This article originally appeared in the October/November 2012 issue of MorningstarAdvisor magazine. To subscribe, please call 1-800-384-4000.
In the financial industry, we’ve gained a reputation for talking in a way that no one outside the industry understands. We’ve developed our own little language—a sort of gibberish. In fact, I would venture that we often don’t fully understand much of what we’re saying.
This idea came up in a recent conversation with a nonfinance colleague. She has a Ph.D. from Harvard in computer science, and Fast Company named her one of the most creative people on the planet. Translation: She’s really smart. I was showing her the S&P Persistence Scorecard, and we came across this phrase: “Random expectations would expect a rate of 6.25%.”
She asked me to explain. I responded, “Of course, I know what it means. I just have no idea how to explain it.” She asked another colleague, a statistics guy. He managed to explain what it meant, but then pointed out that in the real world the notion of “random expectations” doesn’t really make much sense.
Now, please don’t get caught up in this one example. You may know exactly how to explain the idea of random expectations of 6.25%. However, this experience got me thinking of all the other words and phrases we use, such as “risk management,” “standard deviation,” and even “volatility.” Would you like to be talked to like that? It’s no wonder that our clients look slightly dazed when they leave a meeting with us.
Here are the problems: First, if we really don’t understand the terms, our explanations to clients may be less than accurate and lead to some serious problems. Second, even if we do understand them, other people’s understanding of those words may not line up with what they really mean. When we say “risk,” we’re probably referring to randomness within a set of defined boundaries. When my mom thinks of risk, she’s just as likely to equate it to what we might call “uncertainty.”
To solve both these problems, we need to start by making sure we know what we’re talking about before discussing it with a client. Then, we need to make sure that the client thinks the same thing.

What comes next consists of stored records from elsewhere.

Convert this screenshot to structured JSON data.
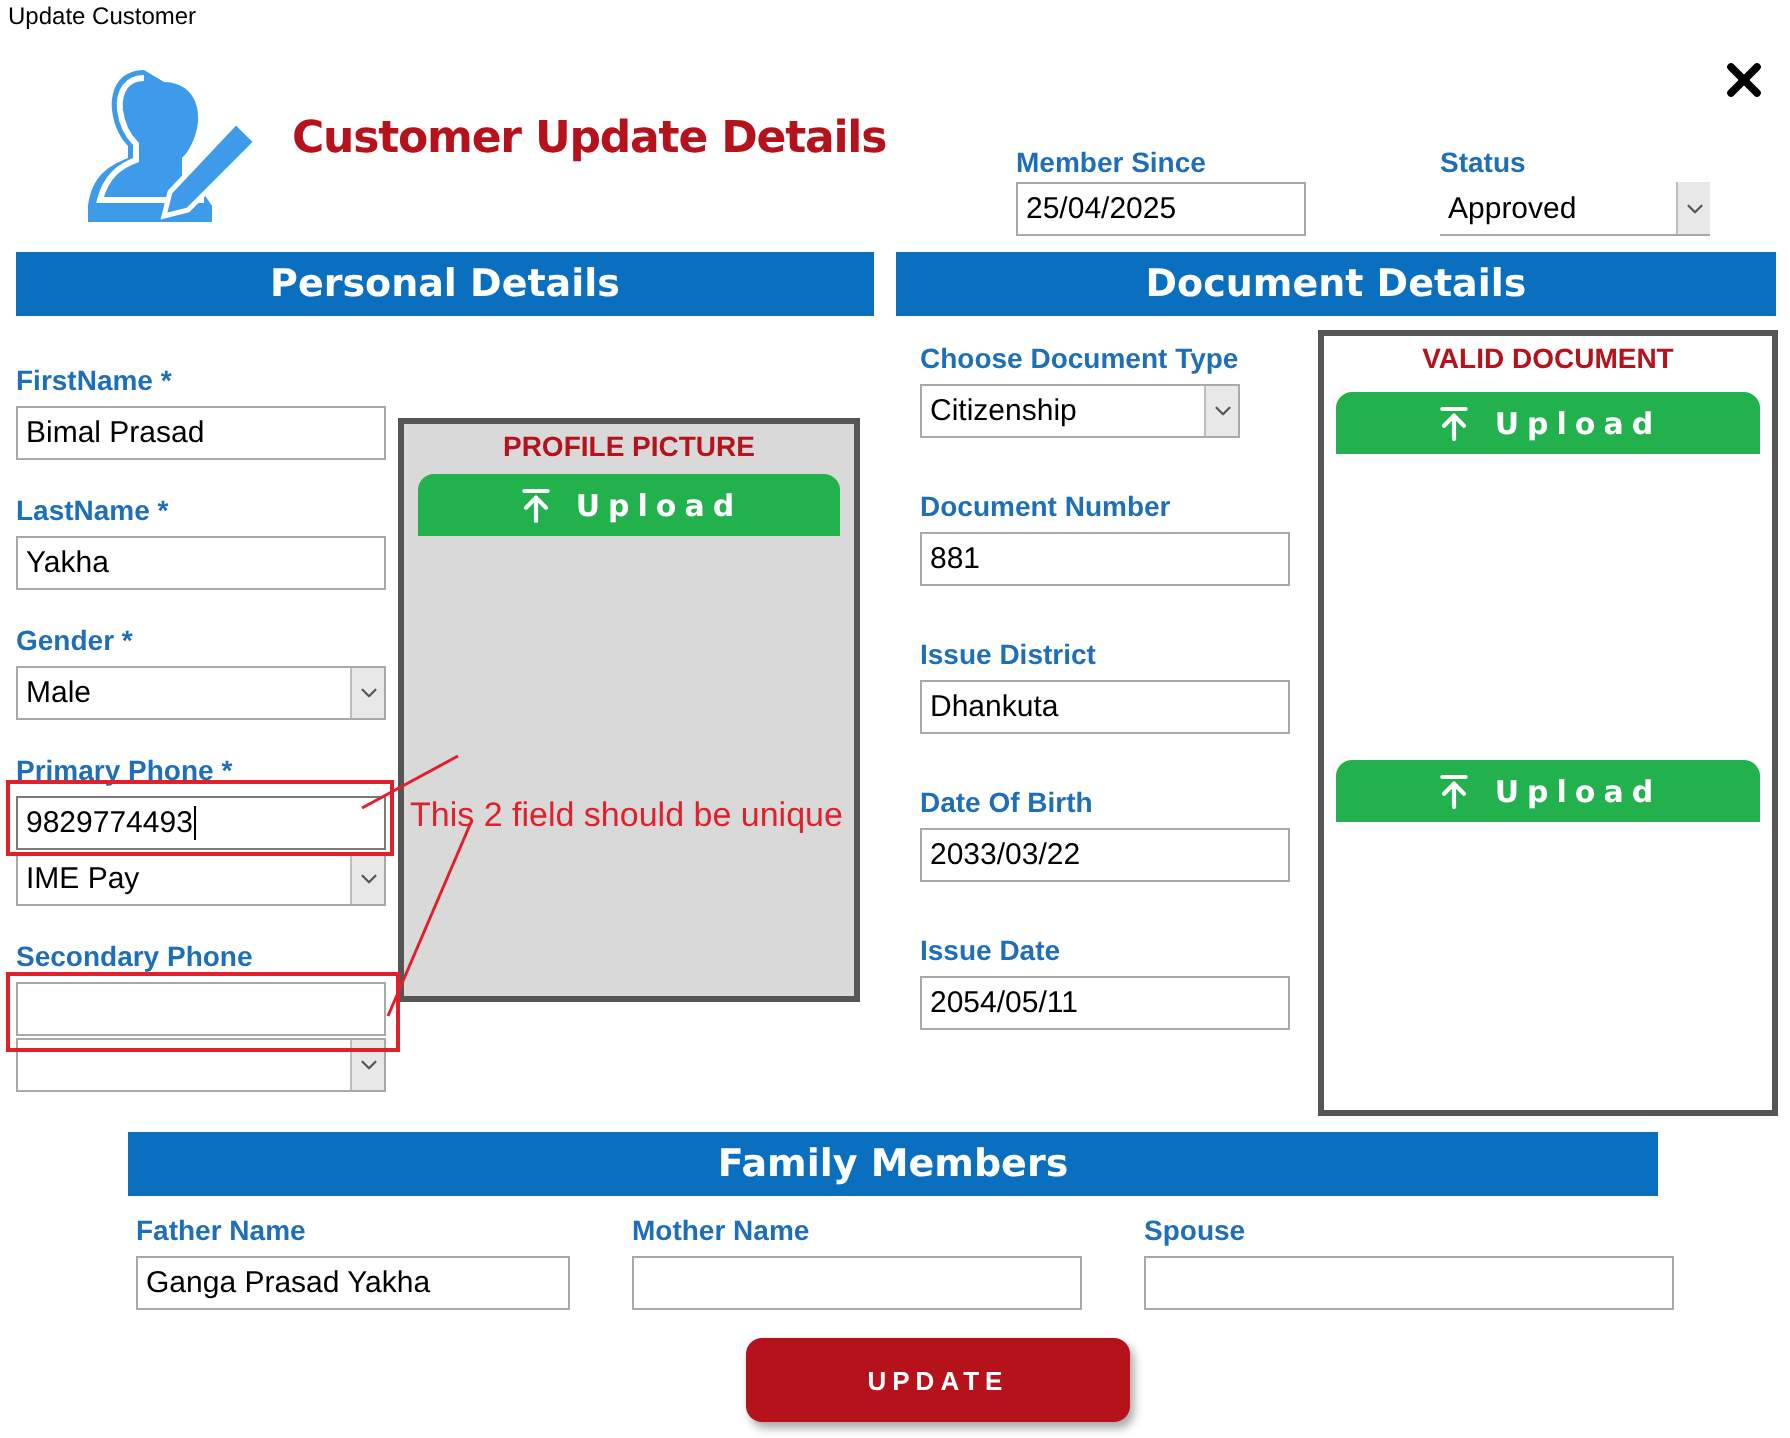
{
  "window": {
    "title": "Update Customer"
  },
  "header": {
    "title": "Customer Update Details"
  },
  "member_since": {
    "label": "Member Since",
    "value": "25/04/2025"
  },
  "status": {
    "label": "Status",
    "value": "Approved"
  },
  "personal": {
    "title": "Personal Details",
    "fields": [
      {
        "kind": "text",
        "label": "FirstName *",
        "value": "Bimal Prasad",
        "focused": false
      },
      {
        "kind": "text",
        "label": "LastName *",
        "value": "Yakha",
        "focused": false
      },
      {
        "kind": "select",
        "label": "Gender *",
        "value": "Male"
      },
      {
        "kind": "text",
        "label": "Primary Phone *",
        "value": "9829774493",
        "focused": true
      },
      {
        "kind": "select",
        "value": "IME Pay"
      },
      {
        "kind": "text",
        "label": "Secondary Phone",
        "focused": false
      },
      {
        "kind": "select"
      }
    ],
    "profile": {
      "title": "PROFILE PICTURE",
      "upload": "Upload"
    }
  },
  "documents": {
    "title": "Document Details",
    "fields": [
      {
        "kind": "select",
        "label": "Choose Document Type",
        "value": "Citizenship"
      },
      {
        "kind": "text",
        "label": "Document Number",
        "value": "881",
        "focused": false
      },
      {
        "kind": "text",
        "label": "Issue District",
        "value": "Dhankuta",
        "focused": false
      },
      {
        "kind": "text",
        "label": "Date Of Birth",
        "value": "2033/03/22",
        "focused": false
      },
      {
        "kind": "text",
        "label": "Issue Date",
        "value": "2054/05/11",
        "focused": false
      }
    ],
    "valid_document": {
      "title": "VALID DOCUMENT",
      "uploads": [
        "Upload",
        "Upload"
      ]
    }
  },
  "family": {
    "title": "Family Members",
    "fields": [
      {
        "label": "Father Name",
        "value": "Ganga Prasad Yakha"
      },
      {
        "label": "Mother Name"
      },
      {
        "label": "Spouse"
      }
    ]
  },
  "update_button": "UPDATE",
  "annotation": {
    "text": "This 2 field should be unique"
  }
}
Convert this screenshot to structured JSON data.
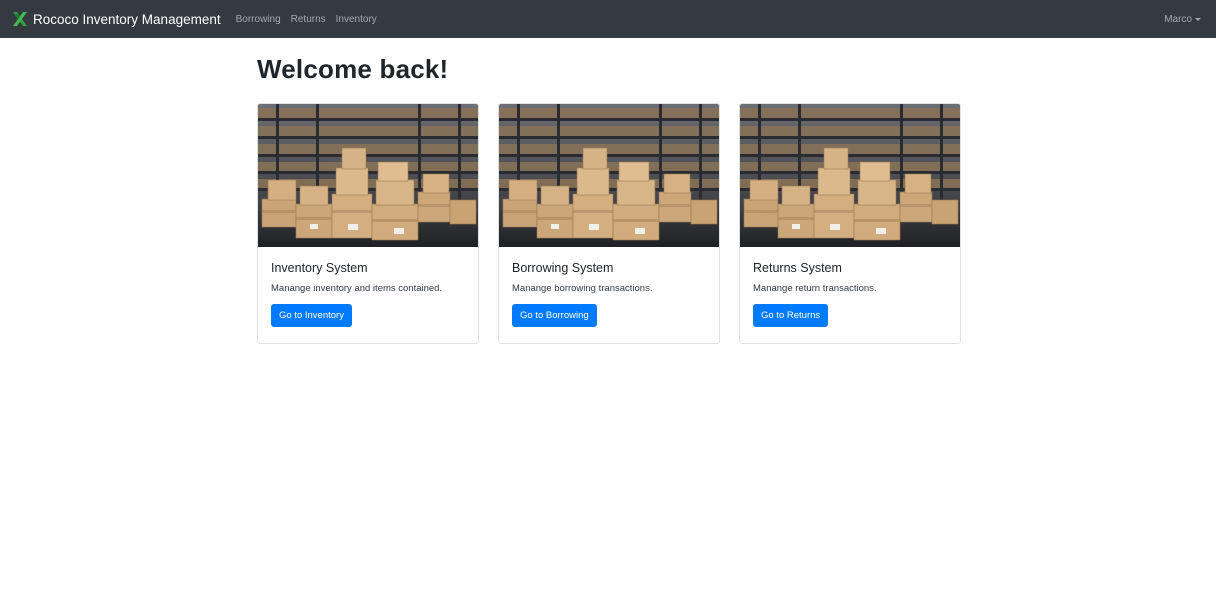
{
  "navbar": {
    "brand": "Rococo Inventory Management",
    "logo_icon": "green-x-logo-icon",
    "brand_color": "#2ea043",
    "links": [
      {
        "label": "Borrowing"
      },
      {
        "label": "Returns"
      },
      {
        "label": "Inventory"
      }
    ],
    "user": "Marco",
    "user_icon": "caret-down-icon"
  },
  "main": {
    "title": "Welcome back!",
    "cards": [
      {
        "title": "Inventory System",
        "text": "Manange inventory and items contained.",
        "button": "Go to Inventory",
        "image": "warehouse-boxes-image"
      },
      {
        "title": "Borrowing System",
        "text": "Manange borrowing transactions.",
        "button": "Go to Borrowing",
        "image": "warehouse-boxes-image"
      },
      {
        "title": "Returns System",
        "text": "Manange return transactions.",
        "button": "Go to Returns",
        "image": "warehouse-boxes-image"
      }
    ]
  },
  "colors": {
    "navbar_bg": "#343a40",
    "primary": "#007bff"
  }
}
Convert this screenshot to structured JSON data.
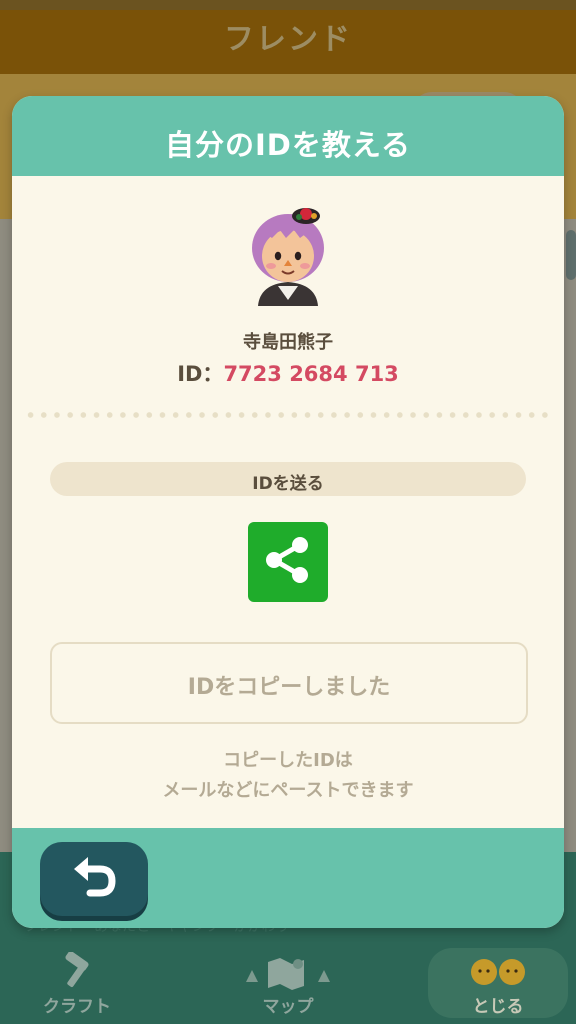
{
  "background": {
    "header_title": "フレンド",
    "ghost_text": "フレンド・あなたと・キャンプ・かかわり",
    "tabs": [
      {
        "label": "クラフト",
        "icon": "hammer-icon"
      },
      {
        "label": "マップ",
        "icon": "map-icon"
      },
      {
        "label": "とじる",
        "icon": "villagers-icon"
      }
    ]
  },
  "dialog": {
    "title": "自分のIDを教える",
    "user_name": "寺島田熊子",
    "id_label": "ID：",
    "id_value": "7723 2684 713",
    "send_section_label": "IDを送る",
    "share_icon": "share-icon",
    "copy_button_label": "IDをコピーしました",
    "copy_note_line1": "コピーしたIDは",
    "copy_note_line2": "メールなどにペーストできます"
  },
  "colors": {
    "accent": "#67c2ab",
    "id_value": "#d44a62",
    "share_green": "#1fac2b",
    "back_button": "#23575f"
  },
  "back_button_icon": "back-arrow-icon"
}
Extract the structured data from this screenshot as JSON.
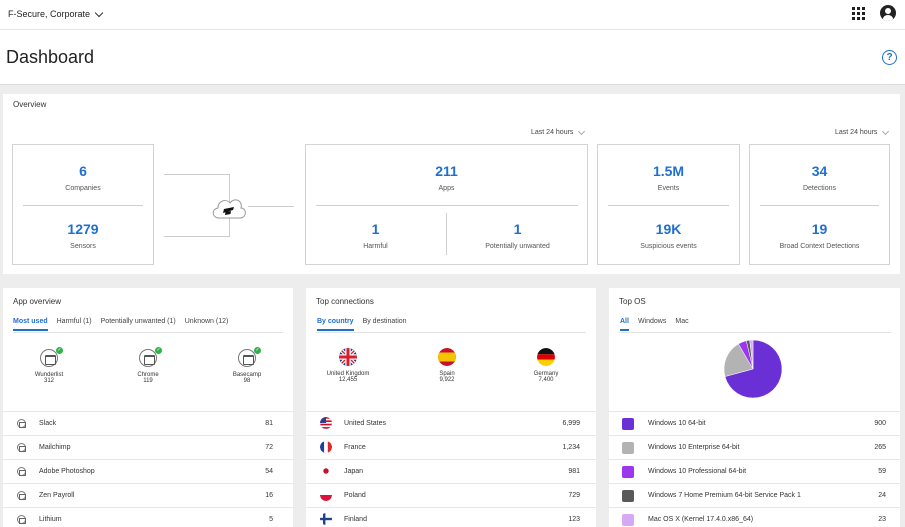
{
  "topbar": {
    "org_name": "F-Secure, Corporate",
    "icons": [
      "chevron-down-icon",
      "apps-grid-icon",
      "user-avatar-icon"
    ]
  },
  "header": {
    "title": "Dashboard",
    "help_icon": "?"
  },
  "overview": {
    "title": "Overview",
    "range_left": "Last 24 hours",
    "range_right": "Last 24 hours",
    "companies": {
      "value": "6",
      "label": "Companies"
    },
    "sensors": {
      "value": "1279",
      "label": "Sensors"
    },
    "apps": {
      "value": "211",
      "label": "Apps"
    },
    "harmful": {
      "value": "1",
      "label": "Harmful"
    },
    "potentially_unwanted": {
      "value": "1",
      "label": "Potentially unwanted"
    },
    "events": {
      "value": "1.5M",
      "label": "Events"
    },
    "suspicious_events": {
      "value": "19K",
      "label": "Suspicious events"
    },
    "detections": {
      "value": "34",
      "label": "Detections"
    },
    "bcd": {
      "value": "19",
      "label": "Broad Context Detections"
    }
  },
  "app_overview": {
    "title": "App overview",
    "tabs": [
      "Most used",
      "Harmful (1)",
      "Potentially unwanted (1)",
      "Unknown (12)"
    ],
    "featured": [
      {
        "name": "Wunderlist",
        "count": "312"
      },
      {
        "name": "Chrome",
        "count": "119"
      },
      {
        "name": "Basecamp",
        "count": "98"
      }
    ],
    "rows": [
      {
        "name": "Slack",
        "value": "81"
      },
      {
        "name": "Mailchimp",
        "value": "72"
      },
      {
        "name": "Adobe Photoshop",
        "value": "54"
      },
      {
        "name": "Zen Payroll",
        "value": "16"
      },
      {
        "name": "Lithium",
        "value": "5"
      }
    ]
  },
  "top_connections": {
    "title": "Top connections",
    "tabs": [
      "By country",
      "By destination"
    ],
    "featured": [
      {
        "name": "United Kingdom",
        "count": "12,455"
      },
      {
        "name": "Spain",
        "count": "9,922"
      },
      {
        "name": "Germany",
        "count": "7,400"
      }
    ],
    "rows": [
      {
        "name": "United States",
        "value": "6,999"
      },
      {
        "name": "France",
        "value": "1,234"
      },
      {
        "name": "Japan",
        "value": "981"
      },
      {
        "name": "Poland",
        "value": "729"
      },
      {
        "name": "Finland",
        "value": "123"
      }
    ]
  },
  "top_os": {
    "title": "Top OS",
    "tabs": [
      "All",
      "Windows",
      "Mac"
    ],
    "rows": [
      {
        "name": "Windows 10 64-bit",
        "value": "900",
        "color": "#6b2fd6"
      },
      {
        "name": "Windows 10 Enterprise 64-bit",
        "value": "265",
        "color": "#b3b3b3"
      },
      {
        "name": "Windows 10 Professional 64-bit",
        "value": "59",
        "color": "#9c36ef"
      },
      {
        "name": "Windows 7 Home Premium 64-bit Service Pack 1",
        "value": "24",
        "color": "#595959"
      },
      {
        "name": "Mac OS X (Kernel 17.4.0.x86_64)",
        "value": "23",
        "color": "#d7a9f4"
      }
    ]
  },
  "colors": {
    "accent": "#1f6fcf",
    "ok": "#2db34a"
  }
}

I heard a story that illustrates this perfectly. Two moms were outside chatting while their kids played in the yard. One mom looked up and noticed her 3-year-old getting close to the corner of the street. She yelled at him to get back from the corner, but when she looked back a second later, he was almost in the street. After racing to grab him back to safety, the mom asked, “Why didn’t you do what I asked and stay away from the corner?” His response: “Mommy, what’s a corner?”
Take the time to explain the financial version of corners to your clients. You won’t regret it, and your clients just might believe you when you say you know what you’re talking about.